(“He just went haywire,” reported the Hartford Courant. Wrote the New York Post, “It sure looked like Beckett was hitting Yankees on purpose.”)

For some pitchers, a lost cause can spur emotions. By the time Teixeira stepped to the plate, the Yankees had scored four runs in the frame and led 7-1; Beckett had retired just one of the eight hitters he’d faced.

He was done no matter what happened.

After he hit Jeter, speculation raged, and although the Yankees—C.C. Sabathia and Rodriguez notably among them—gathered on the top step to berate Beckett at top volume, they said all the right things after the game.

Joe Girardi: “He just seemed to lose command.”

Phil Hughes, who started the game for New York: “The purpose was going inside, I assume, and sometimes it gets away from you.”

Jeter: “No one hits anyone with the bases loaded.”

They said this, of course, because savvy big leaguers hardly want to incite the opposition—or the commissioner—should retribution of their own be forthcoming. Hughes went so far as to allege that “there was nothing that called for retaliation tonight.”

But when umpiring crew chief Tim McClelland asserted that Saturday’s game would commence without warnings, that was all Sabathia—that day’s starter—needed.

It’s not like it was difficult to spot in advance. “If and when Dustin Pedroia or Kevin Youkilis gets drilled by CC Sabathia this afternoon, they’ll have Josh Beckett to thank,” wrote John Tomase in the Boston Herald’s game preview.

It was, in fact, Pedroia who got it, in the second inning, with two out and nobody on. By that point, it didn’t matter what Beckett had intended; the damage had been done and a response was necessary.
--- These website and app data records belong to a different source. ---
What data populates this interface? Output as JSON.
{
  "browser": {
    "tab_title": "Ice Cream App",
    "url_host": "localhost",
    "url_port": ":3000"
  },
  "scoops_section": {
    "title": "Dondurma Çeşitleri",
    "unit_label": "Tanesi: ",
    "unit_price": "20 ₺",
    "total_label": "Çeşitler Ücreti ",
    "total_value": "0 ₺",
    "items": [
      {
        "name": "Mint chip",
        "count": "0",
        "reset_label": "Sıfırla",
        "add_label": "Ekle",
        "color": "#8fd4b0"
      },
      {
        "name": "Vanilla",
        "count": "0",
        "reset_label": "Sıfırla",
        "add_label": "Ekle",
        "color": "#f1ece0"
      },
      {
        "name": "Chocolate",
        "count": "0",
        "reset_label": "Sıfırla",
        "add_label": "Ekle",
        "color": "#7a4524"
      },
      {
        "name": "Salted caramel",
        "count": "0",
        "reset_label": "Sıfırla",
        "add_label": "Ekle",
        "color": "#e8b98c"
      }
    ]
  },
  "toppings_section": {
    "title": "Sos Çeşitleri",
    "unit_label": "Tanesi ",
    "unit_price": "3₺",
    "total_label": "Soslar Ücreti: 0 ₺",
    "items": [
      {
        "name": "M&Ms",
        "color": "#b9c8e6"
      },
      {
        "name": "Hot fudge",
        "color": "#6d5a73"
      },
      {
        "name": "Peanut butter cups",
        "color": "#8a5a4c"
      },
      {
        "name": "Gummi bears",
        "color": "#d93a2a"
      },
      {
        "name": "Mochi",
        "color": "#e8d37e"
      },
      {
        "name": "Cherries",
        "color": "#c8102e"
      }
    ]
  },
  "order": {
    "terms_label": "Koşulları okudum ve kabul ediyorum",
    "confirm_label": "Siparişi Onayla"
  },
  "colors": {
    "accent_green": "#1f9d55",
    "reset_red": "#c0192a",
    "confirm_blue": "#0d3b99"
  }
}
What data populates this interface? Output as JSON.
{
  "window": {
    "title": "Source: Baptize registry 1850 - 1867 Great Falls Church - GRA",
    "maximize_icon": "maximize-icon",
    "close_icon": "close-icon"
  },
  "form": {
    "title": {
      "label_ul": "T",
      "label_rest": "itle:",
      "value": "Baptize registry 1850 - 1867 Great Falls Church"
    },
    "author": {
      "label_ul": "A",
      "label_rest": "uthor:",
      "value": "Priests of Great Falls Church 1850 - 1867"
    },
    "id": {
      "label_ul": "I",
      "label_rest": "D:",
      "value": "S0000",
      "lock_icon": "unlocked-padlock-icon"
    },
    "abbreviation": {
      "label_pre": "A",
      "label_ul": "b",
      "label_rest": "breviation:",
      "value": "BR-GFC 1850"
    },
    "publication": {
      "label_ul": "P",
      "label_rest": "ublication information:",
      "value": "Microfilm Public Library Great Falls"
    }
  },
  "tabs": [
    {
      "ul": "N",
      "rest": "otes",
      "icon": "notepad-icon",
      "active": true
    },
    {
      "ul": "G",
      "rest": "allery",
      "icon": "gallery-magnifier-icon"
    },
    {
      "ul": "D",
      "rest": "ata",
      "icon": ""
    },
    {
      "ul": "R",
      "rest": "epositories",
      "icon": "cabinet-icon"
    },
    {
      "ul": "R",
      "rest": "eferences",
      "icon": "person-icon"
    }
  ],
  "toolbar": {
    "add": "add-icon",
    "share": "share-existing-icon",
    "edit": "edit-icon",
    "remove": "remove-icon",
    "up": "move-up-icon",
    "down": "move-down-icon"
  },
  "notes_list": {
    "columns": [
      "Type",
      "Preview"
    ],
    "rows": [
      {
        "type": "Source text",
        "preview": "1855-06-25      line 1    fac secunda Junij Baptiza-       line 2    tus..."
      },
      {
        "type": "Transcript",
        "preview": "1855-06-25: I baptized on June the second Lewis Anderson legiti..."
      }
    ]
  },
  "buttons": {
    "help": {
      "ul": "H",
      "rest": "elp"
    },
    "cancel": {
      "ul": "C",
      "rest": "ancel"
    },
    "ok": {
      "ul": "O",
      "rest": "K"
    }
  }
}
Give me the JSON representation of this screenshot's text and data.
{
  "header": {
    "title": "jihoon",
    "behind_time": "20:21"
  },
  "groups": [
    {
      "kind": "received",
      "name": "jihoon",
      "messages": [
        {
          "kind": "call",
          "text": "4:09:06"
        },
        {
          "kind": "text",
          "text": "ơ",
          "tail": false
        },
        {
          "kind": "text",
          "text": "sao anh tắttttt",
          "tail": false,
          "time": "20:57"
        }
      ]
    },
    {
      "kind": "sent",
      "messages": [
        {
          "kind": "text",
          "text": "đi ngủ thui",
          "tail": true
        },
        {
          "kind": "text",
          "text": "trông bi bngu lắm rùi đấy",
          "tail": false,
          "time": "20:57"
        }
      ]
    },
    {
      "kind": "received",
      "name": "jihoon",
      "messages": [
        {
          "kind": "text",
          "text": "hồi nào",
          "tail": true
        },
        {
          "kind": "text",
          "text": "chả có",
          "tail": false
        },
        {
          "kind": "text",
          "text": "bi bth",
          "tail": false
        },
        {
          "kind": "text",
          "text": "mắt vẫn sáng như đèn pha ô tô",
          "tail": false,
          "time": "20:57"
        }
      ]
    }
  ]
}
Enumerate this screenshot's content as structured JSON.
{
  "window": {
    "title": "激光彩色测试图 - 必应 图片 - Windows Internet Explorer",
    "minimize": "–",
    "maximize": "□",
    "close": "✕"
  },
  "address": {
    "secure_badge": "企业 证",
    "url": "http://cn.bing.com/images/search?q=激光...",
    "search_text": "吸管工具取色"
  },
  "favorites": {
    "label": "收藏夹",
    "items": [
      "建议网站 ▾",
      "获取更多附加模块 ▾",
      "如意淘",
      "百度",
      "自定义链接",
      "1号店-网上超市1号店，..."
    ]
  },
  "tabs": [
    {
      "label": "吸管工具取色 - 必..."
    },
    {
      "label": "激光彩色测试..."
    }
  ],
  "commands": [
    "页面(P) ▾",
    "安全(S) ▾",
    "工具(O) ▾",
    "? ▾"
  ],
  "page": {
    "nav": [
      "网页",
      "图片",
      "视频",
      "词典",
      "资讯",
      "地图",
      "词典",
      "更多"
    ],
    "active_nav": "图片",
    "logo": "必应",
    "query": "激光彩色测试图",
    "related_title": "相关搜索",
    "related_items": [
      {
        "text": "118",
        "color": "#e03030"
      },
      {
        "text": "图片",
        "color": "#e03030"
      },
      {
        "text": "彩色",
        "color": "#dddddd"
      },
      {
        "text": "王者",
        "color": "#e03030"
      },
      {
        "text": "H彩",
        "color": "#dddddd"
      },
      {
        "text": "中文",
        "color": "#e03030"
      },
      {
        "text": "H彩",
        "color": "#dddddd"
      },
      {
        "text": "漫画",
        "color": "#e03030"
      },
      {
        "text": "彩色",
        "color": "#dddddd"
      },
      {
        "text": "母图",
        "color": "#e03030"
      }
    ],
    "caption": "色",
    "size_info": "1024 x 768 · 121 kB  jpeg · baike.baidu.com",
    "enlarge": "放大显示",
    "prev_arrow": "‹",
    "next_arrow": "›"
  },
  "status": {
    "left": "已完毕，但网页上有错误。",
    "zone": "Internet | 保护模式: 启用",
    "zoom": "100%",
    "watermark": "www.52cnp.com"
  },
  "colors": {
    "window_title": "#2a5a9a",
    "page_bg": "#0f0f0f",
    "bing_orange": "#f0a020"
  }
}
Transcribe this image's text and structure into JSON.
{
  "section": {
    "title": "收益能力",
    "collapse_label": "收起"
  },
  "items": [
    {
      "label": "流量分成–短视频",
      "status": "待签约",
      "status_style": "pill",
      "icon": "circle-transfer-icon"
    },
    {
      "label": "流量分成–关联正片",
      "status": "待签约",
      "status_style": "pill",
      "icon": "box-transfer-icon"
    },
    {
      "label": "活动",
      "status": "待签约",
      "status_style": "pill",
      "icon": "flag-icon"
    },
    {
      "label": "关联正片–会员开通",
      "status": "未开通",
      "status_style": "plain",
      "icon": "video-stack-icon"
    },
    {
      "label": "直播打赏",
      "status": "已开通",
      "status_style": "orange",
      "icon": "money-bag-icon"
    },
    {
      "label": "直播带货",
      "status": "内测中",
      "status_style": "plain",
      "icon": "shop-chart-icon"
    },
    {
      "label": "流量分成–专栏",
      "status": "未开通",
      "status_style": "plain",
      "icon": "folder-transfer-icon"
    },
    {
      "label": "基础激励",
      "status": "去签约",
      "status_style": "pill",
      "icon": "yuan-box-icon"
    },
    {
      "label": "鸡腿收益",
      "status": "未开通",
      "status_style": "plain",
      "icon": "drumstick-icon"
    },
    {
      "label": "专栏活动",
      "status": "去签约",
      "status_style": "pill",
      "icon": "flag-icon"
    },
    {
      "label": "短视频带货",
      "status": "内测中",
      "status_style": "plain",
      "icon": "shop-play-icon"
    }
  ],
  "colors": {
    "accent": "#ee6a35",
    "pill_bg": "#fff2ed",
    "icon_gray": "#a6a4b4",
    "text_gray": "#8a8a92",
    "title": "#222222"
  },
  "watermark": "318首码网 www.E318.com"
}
The retaliation was a departure from the Joe Torre era in New York, when such events came with resounding infrequency.

“It’s not even the point whether it was intentional or not,” Nick Swisher told the New York Daily News. “The point is that we’ve got each other’s backs, and we’re going to let you know about it.”

“It means a lot to the guys in here,” added an anonymous Yankee.

After the game, Sabathia took the standard tack of calling the pitch a fastball “that got away,” ending his portion of the festivities.

It should end it for the Red Sox, as well. We’ll know for sure when the teams meet again on Monday.

– Jason